Enron's leaders (Ken Lay, Andy Fastow, Jeff Skilling) were driven by one metric: the stock price. Their time horizon was very short range (the daily price and quarterly earnings). They also relished - indeed sought - celebrity status. Being featured in news stories, honored by important figures, and admired by professional colleagues mattered. What did not matter, it seems, was their character. Despite all their skills, their portfolios had a gaping hole where morality should have been. Hall and Garcia appear to have succumbed to similar short-term, single-metric thinking and the faults of celebrity.

Enron's leaders also created a corporate culture which not only tolerated unethical and illegal behavior but demanded it. Its "rank and yank" system of promotion for energy traders ensured that bonuses and promotions only went to those whose peers voted for them, meaning that if you questioned the rules, bucked your colleagues bad behavior, or refused to produce the expected earnings, you were ostracized and out. As one teacher in Atlanta described it, teachers and principals whose students performed well (at least appeared to perform well) got bonuses. For those who did not, it was "low score out the door."

At Enron, while lower level, loyal, ethical and unsuspecting workers did their jobs, its leaders destroyed not only those jobs but the beliefs those workers had in the importance of integrity and hard work. In El Paso, as one former principal, Steven Lane, put it at Garcia's last court appearance: "I loved my job. You and your accomplices took that away."

It is de rigueur and deceptive to chalk all this educator dishonesty to the use of standardized tests to gauge student progress. Tests have their place, if they are kept in their place. But we need to look deeper than that.

In some schools, as at Enron, the over-focus on one measure of success, and indeed a short-term measure at best, is dangerous. Much of what we expect from schools, as well as in corporate America, cannot be easily assessed. Tests scores need to be balanced with efforts to evaluate the level of excitement teachers create in the classroom and how much they like children, to cite two examples. Admittedly, those are harder to measure and are instrumental outcomes rather than terminal ones. But we should not give up on them. As Einstein once put it: "Everything that can be counted does not necessarily count; everything that counts cannot necessarily be counted."

The almost obsessive focus on testing and test results in some schools has begun to turn off both parents and teachers. An "opt-out" movement is afoot in some schools, in which parents refuse to let their children take the tests and/or teachers refuse to administer them. As at Enron, when the "bottom line" seems to be the singular focus of all effort, it creates high stress and eliminates the joyfulness that ought to be an inherent part of work - whether in corporate America or in classrooms.
Still further, the over-application of market values in some schools, which has put strong financial incentives in place for quantifiable results, risks cheapening education and encouraging unethical behavior in service to those results. Market values are not the most important ones in schools; we need to keep them in their proper place.

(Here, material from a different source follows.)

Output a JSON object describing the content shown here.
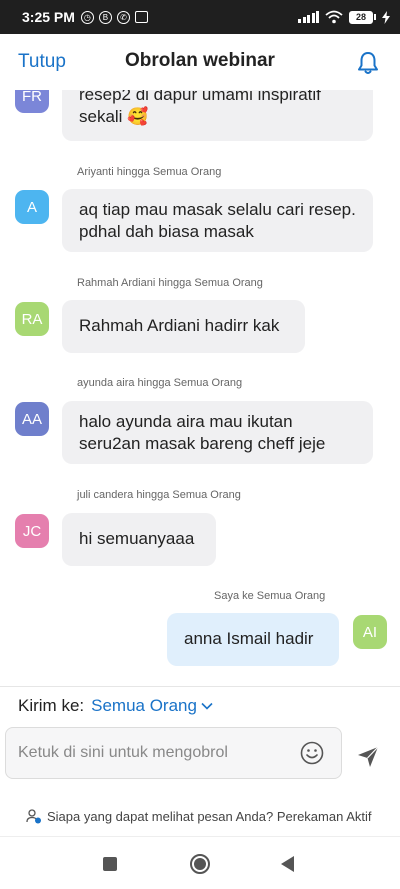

In some schools, as at Enron, too little attention is paid to the culture - that set of norms, practices, rewards and punishments that can, if not properly managed, take good people and pressure them to do bad things. This is not to excuse anyone from responsibility for their actions. It is merely to note that those actions can be profoundly shaped by others who are willing to sacrifice the law and ethics to personal ends.

In schools, as at Enron, the way we select and assess top leaders and accord them recognition needs examination as well. When leaders' desire for celebrity trumps the importance of character, look for trouble. Humility is a virtue we try to instill in children. That task will be easier when they see it in those who lead their schools.

The good news, of course, is that Atlanta and El Paso are aberrations. The vast majority of school systems are trying to do the right thing and keep their practices in alignment with their moral values. The best news will be if we can find ways to help them continue to do so.